But Pesce Pazzo is in the midst of an identity crisis. Prices climb a bit too high on occasion — not every dish on the menu qualifies for Cheap Eats’ under-$20 limit, and portions often don’t align with price tags. It’s a nice location, sure, but is it really fine dining or just a place to grab a meal after a day of boating?
Turns out it’s both. Co-owner John Beatrice says they’re going for “chic casual, since we’re not near the water, we’re on the water, right on the river that leads into the ocean. That’s why we stay with that chic casual vein, that city feel. People can feel like they’re in the city, but don’t forget, we have the boaters who come in in their swimsuits.”
Even if it’s intentional, there’s still room for improvement. Though it’s early. The place opened in late June.
The pastas are the draw, and the waitress excitedly tells us they are made in-house. Gnocchi ($11 half; $16 full) is oily in a brown butter sauce, toasted sage, and plenty of garlic. It’s a skimpy, underwhelming portion. It could use a lot more flavor. Stuffed ravioli ($12 half; $17 full) are filled with a delicious porcini and ricotta mixture that features sauteed hen-of-the-woods and oyster mushrooms, again in a brown butter sauce. It’s also small, but one of the top items on the menu.
Oddly, the best starch is a side to two entrees. The risotto is fantastic. It is paired with smoked half-roasted chicken ($19); it also comes with breaded haddock with lemon herb risotto ($19). The chicken, endorsed by our waitress as her favorite, is smoked to the point of distraction, but still fairly juicy. The waitress’s warning about the smoky quality turns out to be shrewd. Unprepared, the taste would likely have been far more jarring. The haddock looks overcooked but actually tastes right. Both entrees are quite good, but the risotto, particularly the wild mushrooms, is the star of the meal.
As for that wood-fired oven, an import from Naples, pizzas run up to $15 for what would be considered a small at many pizzerias. The most affordable is the Margherita ($11), with chunks of Buffalo mozzarella, San Marzano tomatoes, and basil. It’s plain but satisfying, especially for red sauce lovers.
The appetizer formaggio della casa ($9), is a good representation of the overall restaurant, full of highs and lows. The plate is made up of various Italian cheeses, berries and fruits, quince paste, and fantastic toasted ciabatta. Several cheeses are devoured almost instantly, some remain nearly untouched. But pair this appetizer with one of the 42 wines and it’s a nice way to start the meal, even if it’s got some missteps.

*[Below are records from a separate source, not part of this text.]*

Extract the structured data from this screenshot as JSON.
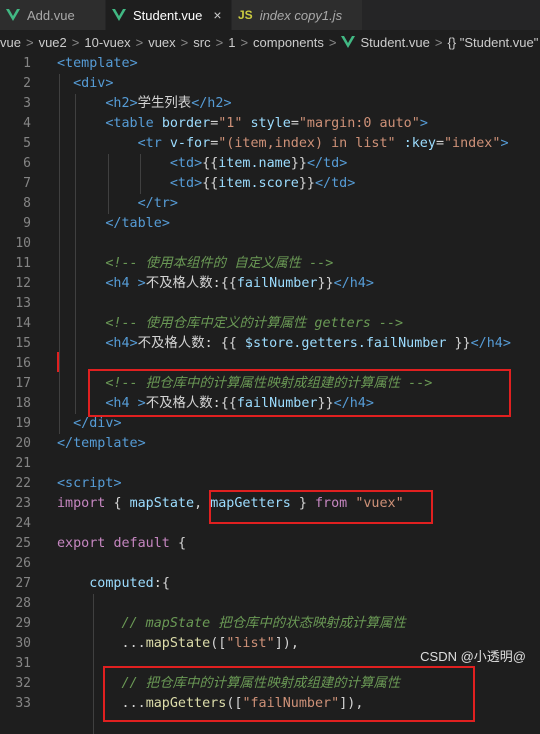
{
  "tabs": [
    {
      "label": "Add.vue",
      "icon": "vue-icon",
      "active": false
    },
    {
      "label": "Student.vue",
      "icon": "vue-icon",
      "active": true,
      "close": "×"
    },
    {
      "label": "index copy1.js",
      "icon": "JS",
      "active": false
    }
  ],
  "breadcrumb": [
    "vue",
    "vue2",
    "10-vuex",
    "vuex",
    "src",
    "1",
    "components",
    "Student.vue",
    "{} \"Student.vue\""
  ],
  "breadcrumb_sep": ">",
  "code_lines": [
    {
      "n": "1",
      "text": "<template>"
    },
    {
      "n": "2",
      "text": "  <div>"
    },
    {
      "n": "3",
      "text": "      <h2>学生列表</h2>"
    },
    {
      "n": "4",
      "text": "      <table border=\"1\" style=\"margin:0 auto\">"
    },
    {
      "n": "5",
      "text": "          <tr v-for=\"(item,index) in list\" :key=\"index\">"
    },
    {
      "n": "6",
      "text": "              <td>{{item.name}}</td>"
    },
    {
      "n": "7",
      "text": "              <td>{{item.score}}</td>"
    },
    {
      "n": "8",
      "text": "          </tr>"
    },
    {
      "n": "9",
      "text": "      </table>"
    },
    {
      "n": "10",
      "text": ""
    },
    {
      "n": "11",
      "text": "      <!-- 使用本组件的 自定义属性 -->"
    },
    {
      "n": "12",
      "text": "      <h4 >不及格人数:{{failNumber}}</h4>"
    },
    {
      "n": "13",
      "text": ""
    },
    {
      "n": "14",
      "text": "      <!-- 使用仓库中定义的计算属性 getters -->"
    },
    {
      "n": "15",
      "text": "      <h4>不及格人数: {{ $store.getters.failNumber }}</h4>"
    },
    {
      "n": "16",
      "text": ""
    },
    {
      "n": "17",
      "text": "      <!-- 把仓库中的计算属性映射成组建的计算属性 -->"
    },
    {
      "n": "18",
      "text": "      <h4 >不及格人数:{{failNumber}}</h4>"
    },
    {
      "n": "19",
      "text": "  </div>"
    },
    {
      "n": "20",
      "text": "</template>"
    },
    {
      "n": "21",
      "text": ""
    },
    {
      "n": "22",
      "text": "<script>"
    },
    {
      "n": "23",
      "text": "import { mapState, mapGetters } from \"vuex\""
    },
    {
      "n": "24",
      "text": ""
    },
    {
      "n": "25",
      "text": "export default {"
    },
    {
      "n": "26",
      "text": ""
    },
    {
      "n": "27",
      "text": "    computed:{"
    },
    {
      "n": "28",
      "text": ""
    },
    {
      "n": "29",
      "text": "        // mapState 把仓库中的状态映射成计算属性"
    },
    {
      "n": "30",
      "text": "        ...mapState([\"list\"]),"
    },
    {
      "n": "31",
      "text": ""
    },
    {
      "n": "32",
      "text": "        // 把仓库中的计算属性映射成组建的计算属性"
    },
    {
      "n": "33",
      "text": "        ...mapGetters([\"failNumber\"]),"
    }
  ],
  "watermark": "CSDN @小透明@",
  "colors": {
    "background": "#1e1e1e",
    "highlight_box": "#e02020",
    "tag": "#569cd6",
    "attr": "#9cdcfe",
    "string": "#ce9178",
    "comment": "#6a9955",
    "keyword": "#c586c0",
    "function": "#dcdcaa"
  }
}
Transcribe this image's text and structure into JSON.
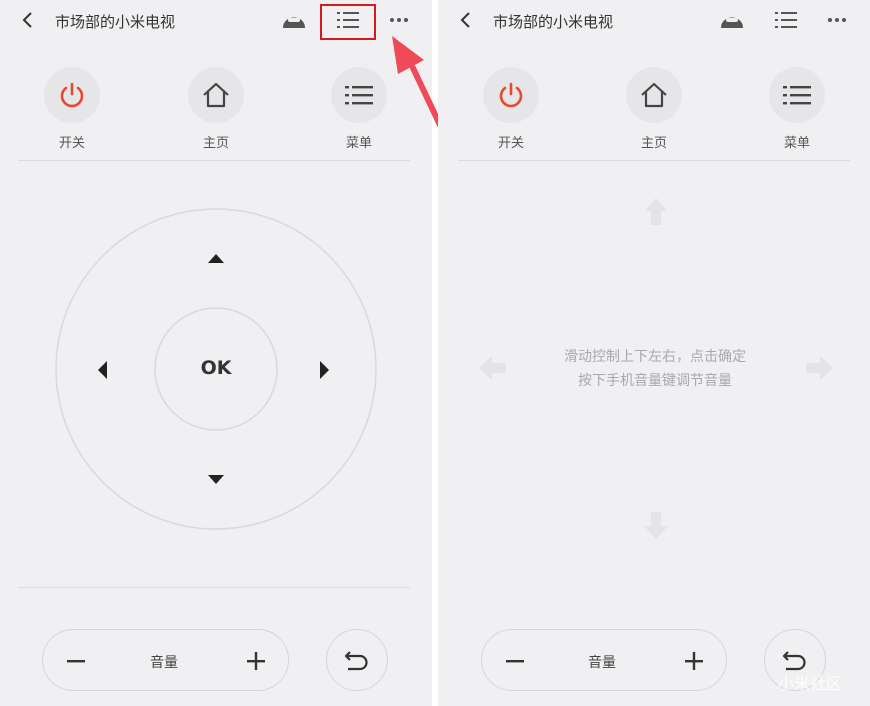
{
  "left_panel": {
    "header": {
      "title": "市场部的小米电视"
    },
    "quick_buttons": [
      {
        "label": "开关"
      },
      {
        "label": "主页"
      },
      {
        "label": "菜单"
      }
    ],
    "dpad": {
      "ok_label": "OK"
    },
    "volume": {
      "label": "音量"
    }
  },
  "right_panel": {
    "header": {
      "title": "市场部的小米电视"
    },
    "quick_buttons": [
      {
        "label": "开关"
      },
      {
        "label": "主页"
      },
      {
        "label": "菜单"
      }
    ],
    "touchpad_hint": {
      "line1": "滑动控制上下左右，点击确定",
      "line2": "按下手机音量键调节音量"
    },
    "volume": {
      "label": "音量"
    }
  },
  "watermark": {
    "text": "小米社区"
  },
  "colors": {
    "background": "#f0eff1",
    "power_accent": "#e8492e",
    "highlight_box": "#d7191f",
    "annotation_arrow": "#ee4a57"
  },
  "icons": [
    "back-icon",
    "remote-icon",
    "list-icon",
    "more-icon",
    "power-icon",
    "home-icon",
    "menu-icon",
    "arrow-up-icon",
    "arrow-down-icon",
    "arrow-left-icon",
    "arrow-right-icon",
    "minus-icon",
    "plus-icon",
    "return-icon"
  ]
}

Among the higher-priced items, bistecca buttero is a porcini-encrusted 16-ounce rib-eye that sells for $34, while guazzeto di mare, a seafood medley, is priced at $29.
Pesce Pazzo is a work in progress. Even its biggest selling point, the beautiful outdoor seating, could be troublesome once the summer ends. With that in mind, Beatrice says they are planning a second menu for the fall and winter, with eight to 10 new items. “We know the challenge when the winter hits,” he says. “We know being on the water is a double-edged sword. Who thinks of New England seafood and eating on the water in the wintertime? That’s why we’re trying to create an environment inside, with the wood-fired oven, to create a warm feeling.”
For now, the feeling, like the weather, yo-yos between warm and cool. But if Pesce Pazzo keeps developing its menu and identity, it could draw a steady crowd, regardless of what’s going on outside.
Glenn Yoder can be reached at firstname.lastname@example.org.